• **Exercise description**:
Would you reproduce the data below exactly, please, leaving out its images?

*** Supplied material ***

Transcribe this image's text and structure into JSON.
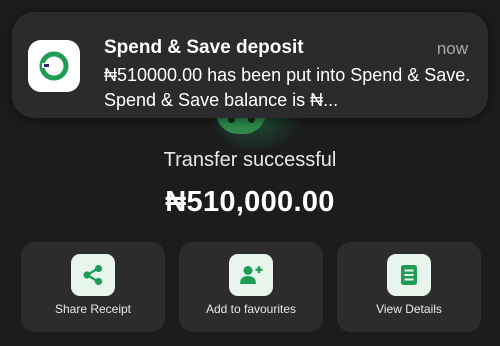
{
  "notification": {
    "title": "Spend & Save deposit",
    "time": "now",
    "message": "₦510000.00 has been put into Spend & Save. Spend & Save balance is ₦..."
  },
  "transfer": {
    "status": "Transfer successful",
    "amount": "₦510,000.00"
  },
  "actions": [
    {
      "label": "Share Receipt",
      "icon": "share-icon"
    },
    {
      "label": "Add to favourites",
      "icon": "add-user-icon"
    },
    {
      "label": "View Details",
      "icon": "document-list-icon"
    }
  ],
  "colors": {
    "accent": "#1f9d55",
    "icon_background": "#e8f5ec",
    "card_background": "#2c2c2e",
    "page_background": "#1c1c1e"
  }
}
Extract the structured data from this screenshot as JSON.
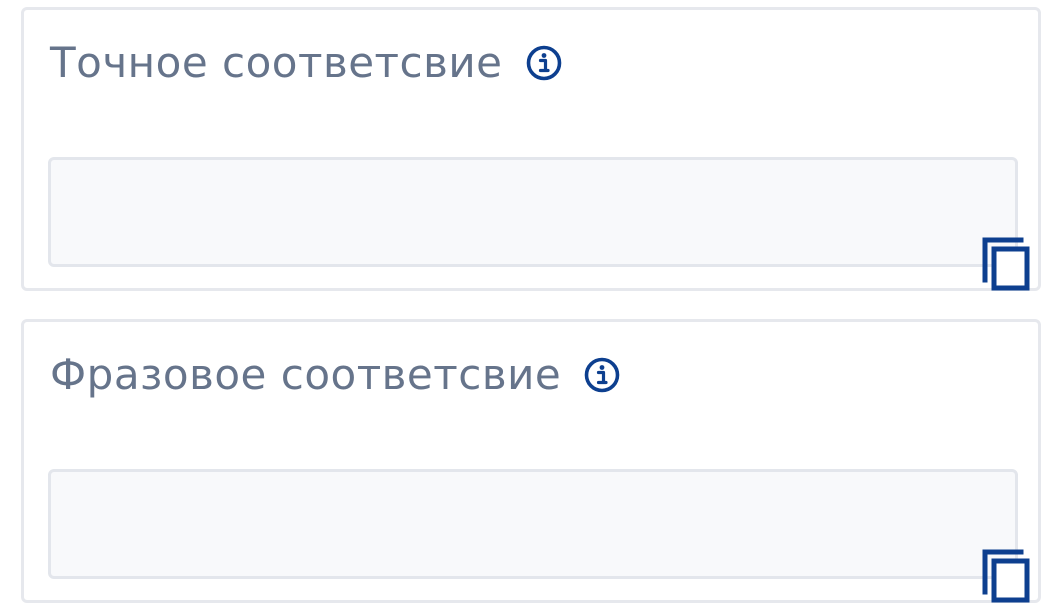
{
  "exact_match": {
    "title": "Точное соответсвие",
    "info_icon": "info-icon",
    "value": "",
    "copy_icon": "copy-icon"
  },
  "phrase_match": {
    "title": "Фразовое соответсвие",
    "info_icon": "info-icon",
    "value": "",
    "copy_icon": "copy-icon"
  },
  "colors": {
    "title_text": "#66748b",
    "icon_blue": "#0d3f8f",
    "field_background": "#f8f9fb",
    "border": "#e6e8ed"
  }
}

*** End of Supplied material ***

• **Exercise answer**:
Transcribe this image's text and structure into JSON.
{
  "notification": {
    "title": "Spend & Save deposit",
    "time": "now",
    "message": "₦510000.00 has been put into Spend & Save. Spend & Save balance is ₦..."
  },
  "transfer": {
    "status": "Transfer successful",
    "amount": "₦510,000.00"
  },
  "actions": [
    {
      "label": "Share Receipt",
      "icon": "share-icon"
    },
    {
      "label": "Add to favourites",
      "icon": "add-user-icon"
    },
    {
      "label": "View Details",
      "icon": "document-list-icon"
    }
  ],
  "colors": {
    "accent": "#1f9d55",
    "icon_background": "#e8f5ec",
    "card_background": "#2c2c2e",
    "page_background": "#1c1c1e"
  }
}
Extract the structured data from this screenshot as JSON.
{
  "exact_match": {
    "title": "Точное соответсвие",
    "info_icon": "info-icon",
    "value": "",
    "copy_icon": "copy-icon"
  },
  "phrase_match": {
    "title": "Фразовое соответсвие",
    "info_icon": "info-icon",
    "value": "",
    "copy_icon": "copy-icon"
  },
  "colors": {
    "title_text": "#66748b",
    "icon_blue": "#0d3f8f",
    "field_background": "#f8f9fb",
    "border": "#e6e8ed"
  }
}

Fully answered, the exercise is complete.